where FY EPS surged +229.498% to clock 26.92. They hit an ''Avocado''
Sasini Tea and Coffee rallied +4.47% to close at 19.85 and traded 1,400 shares.
The Soft Commodity space is in a good place and these Companies remain
N.S.E Equities - Commercial & Services
Safaricom faded -0.3% to close at 16.75 and traded 2.605m shares worth
43.718m. My price Target for 2016 is 22.50 [without accounting for the
Dividends and Safaricom is a dividend machine] which is a +25.55%
Uplift from here.
N.S.E Equities - Finance & Investment
Kenya Commercial Bank rallied +1.19% to close at a 2016 closing High
of 42.25 and traded out the session at 42.75 +2.4% trading. KCB traded
183,200 shares and had Buyers for 9x the volume traded. KCB and
StanChart look to me the biggest Beneficiaries re the current
Standard Chartered closed unchanged at a 2016 High of 254.00 and
traded 65,300 shares. StanChart Kenya is +37.29% in 2016 and is one of
the Beneficiaries of the Deposit Flight to Quality.
You would have expected Barclays to also be a Beneficiary but the 3
Year GO SHOP Provision Barclays has placed on its Africa operations
means that will not happen. Barclays Bank firmed +0.45% to close at
10.95. Barclays is -19.48% Year To Date.
I&M Bank traded 154,800 shares worth 16.254m all at 105.00 +0.96%. I&M
is +5.00% in 2016 and i believe is yet to complete its Buy-Out of GIRO
National Bank followed on yesterdays limit down move to close -2.73%
at a Fresh 13 Year Low of 10.65. National Bank is -32.3% in 2016.
BRITAM EA followed on a +19.35% 2 session bump higher with a further
bounce of +3.088% to close at 13.35.
N.S.E Equities - Industrial & Allied

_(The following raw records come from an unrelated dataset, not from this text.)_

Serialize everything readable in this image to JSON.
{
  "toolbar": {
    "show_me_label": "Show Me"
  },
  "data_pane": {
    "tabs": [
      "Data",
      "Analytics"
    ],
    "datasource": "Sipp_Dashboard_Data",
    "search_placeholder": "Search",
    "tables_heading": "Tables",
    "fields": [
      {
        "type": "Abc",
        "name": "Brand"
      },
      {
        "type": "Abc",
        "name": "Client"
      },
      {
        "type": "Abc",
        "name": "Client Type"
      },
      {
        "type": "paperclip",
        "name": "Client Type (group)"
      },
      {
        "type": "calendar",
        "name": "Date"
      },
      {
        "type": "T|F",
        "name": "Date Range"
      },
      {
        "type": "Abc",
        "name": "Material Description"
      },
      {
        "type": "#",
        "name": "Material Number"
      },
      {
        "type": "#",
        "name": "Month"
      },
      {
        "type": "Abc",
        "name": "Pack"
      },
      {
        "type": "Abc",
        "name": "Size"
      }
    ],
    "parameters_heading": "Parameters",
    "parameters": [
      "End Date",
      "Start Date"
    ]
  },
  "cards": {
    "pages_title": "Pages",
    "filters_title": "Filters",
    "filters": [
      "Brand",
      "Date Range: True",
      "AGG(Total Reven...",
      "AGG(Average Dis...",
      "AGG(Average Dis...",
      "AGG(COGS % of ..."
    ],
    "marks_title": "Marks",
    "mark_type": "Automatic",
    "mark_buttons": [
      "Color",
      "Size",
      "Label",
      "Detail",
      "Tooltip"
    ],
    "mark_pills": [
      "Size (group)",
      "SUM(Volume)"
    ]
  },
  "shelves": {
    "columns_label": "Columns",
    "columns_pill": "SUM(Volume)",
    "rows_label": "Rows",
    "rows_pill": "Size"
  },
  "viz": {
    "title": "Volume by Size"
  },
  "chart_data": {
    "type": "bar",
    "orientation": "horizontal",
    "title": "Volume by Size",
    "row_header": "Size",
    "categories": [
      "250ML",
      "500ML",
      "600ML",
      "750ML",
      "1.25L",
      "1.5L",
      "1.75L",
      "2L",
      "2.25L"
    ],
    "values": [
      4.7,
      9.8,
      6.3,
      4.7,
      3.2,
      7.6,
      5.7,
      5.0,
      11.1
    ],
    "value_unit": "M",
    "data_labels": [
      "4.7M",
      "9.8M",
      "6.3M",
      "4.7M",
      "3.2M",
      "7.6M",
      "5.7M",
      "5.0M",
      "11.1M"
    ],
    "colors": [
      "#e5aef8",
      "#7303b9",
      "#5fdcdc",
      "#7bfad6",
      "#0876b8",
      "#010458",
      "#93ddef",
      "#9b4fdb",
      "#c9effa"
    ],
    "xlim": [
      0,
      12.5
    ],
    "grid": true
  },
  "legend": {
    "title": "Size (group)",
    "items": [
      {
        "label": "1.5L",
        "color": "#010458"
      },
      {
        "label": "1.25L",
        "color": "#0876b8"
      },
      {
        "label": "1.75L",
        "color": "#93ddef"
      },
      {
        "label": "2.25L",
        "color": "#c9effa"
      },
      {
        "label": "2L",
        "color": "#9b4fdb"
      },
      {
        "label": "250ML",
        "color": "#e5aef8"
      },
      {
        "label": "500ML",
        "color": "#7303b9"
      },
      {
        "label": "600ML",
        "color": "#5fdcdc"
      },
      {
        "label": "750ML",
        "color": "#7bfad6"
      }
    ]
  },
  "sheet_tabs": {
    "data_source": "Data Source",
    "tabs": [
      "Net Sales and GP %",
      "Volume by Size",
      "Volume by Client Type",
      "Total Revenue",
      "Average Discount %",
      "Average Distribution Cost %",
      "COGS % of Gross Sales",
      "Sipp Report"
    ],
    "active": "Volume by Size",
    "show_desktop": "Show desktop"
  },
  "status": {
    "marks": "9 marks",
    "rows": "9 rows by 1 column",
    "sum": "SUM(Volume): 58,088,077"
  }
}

Total Kenya firmed +0.53% to score a Fresh 2016 Closing High of 19.00
and is +4.109% in 2016 and further to run to the Up Side.